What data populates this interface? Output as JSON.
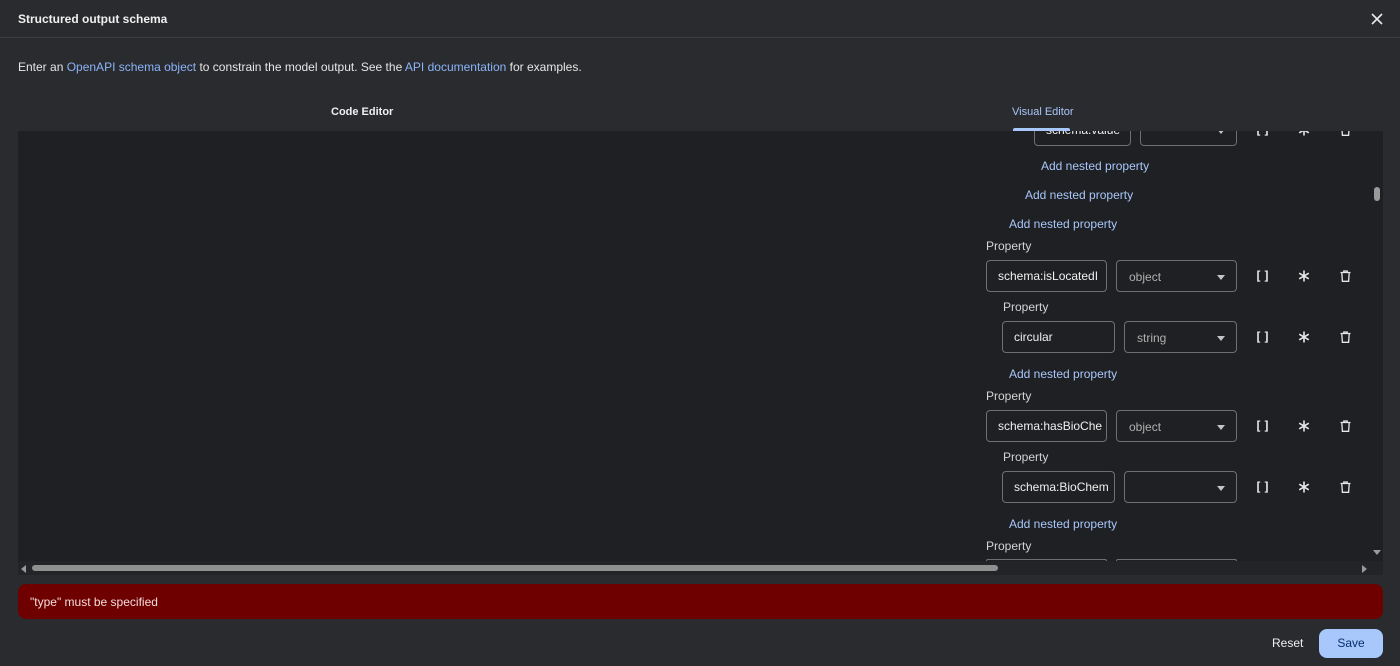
{
  "dialog": {
    "title": "Structured output schema",
    "intro": {
      "prefix": "Enter an ",
      "schema_link": "OpenAPI schema object",
      "middle": " to constrain the model output. See the ",
      "docs_link": "API documentation",
      "suffix": " for examples."
    }
  },
  "tabs": {
    "code_editor": "Code Editor",
    "visual_editor": "Visual Editor",
    "active": "Visual Editor"
  },
  "visual_editor": {
    "property_label": "Property",
    "add_nested_label": "Add nested property",
    "rows": [
      {
        "name": "schema:value",
        "type": ""
      },
      {
        "name": "schema:isLocatedI",
        "type": "object"
      },
      {
        "name": "circular",
        "type": "string"
      },
      {
        "name": "schema:hasBioChe",
        "type": "object"
      },
      {
        "name": "schema:BioChem",
        "type": ""
      }
    ]
  },
  "error": {
    "message": "\"type\" must be specified"
  },
  "footer": {
    "reset_label": "Reset",
    "save_label": "Save"
  },
  "colors": {
    "accent": "#a8c7fa",
    "error_bg": "#6e0000",
    "background": "#2a2b2f",
    "editor_bg": "#1f2023"
  },
  "icons": [
    "close-icon",
    "array-brackets-icon",
    "required-asterisk-icon",
    "delete-icon"
  ]
}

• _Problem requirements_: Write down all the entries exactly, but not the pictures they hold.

• _Task solution_:
What data populates this interface? Output as JSON.
{
  "dialog": {
    "title": "Structured output schema",
    "intro": {
      "prefix": "Enter an ",
      "schema_link": "OpenAPI schema object",
      "middle": " to constrain the model output. See the ",
      "docs_link": "API documentation",
      "suffix": " for examples."
    }
  },
  "tabs": {
    "code_editor": "Code Editor",
    "visual_editor": "Visual Editor",
    "active": "Visual Editor"
  },
  "visual_editor": {
    "property_label": "Property",
    "add_nested_label": "Add nested property",
    "rows": [
      {
        "name": "schema:value",
        "type": ""
      },
      {
        "name": "schema:isLocatedI",
        "type": "object"
      },
      {
        "name": "circular",
        "type": "string"
      },
      {
        "name": "schema:hasBioChe",
        "type": "object"
      },
      {
        "name": "schema:BioChem",
        "type": ""
      }
    ]
  },
  "error": {
    "message": "\"type\" must be specified"
  },
  "footer": {
    "reset_label": "Reset",
    "save_label": "Save"
  },
  "colors": {
    "accent": "#a8c7fa",
    "error_bg": "#6e0000",
    "background": "#2a2b2f",
    "editor_bg": "#1f2023"
  },
  "icons": [
    "close-icon",
    "array-brackets-icon",
    "required-asterisk-icon",
    "delete-icon"
  ]
}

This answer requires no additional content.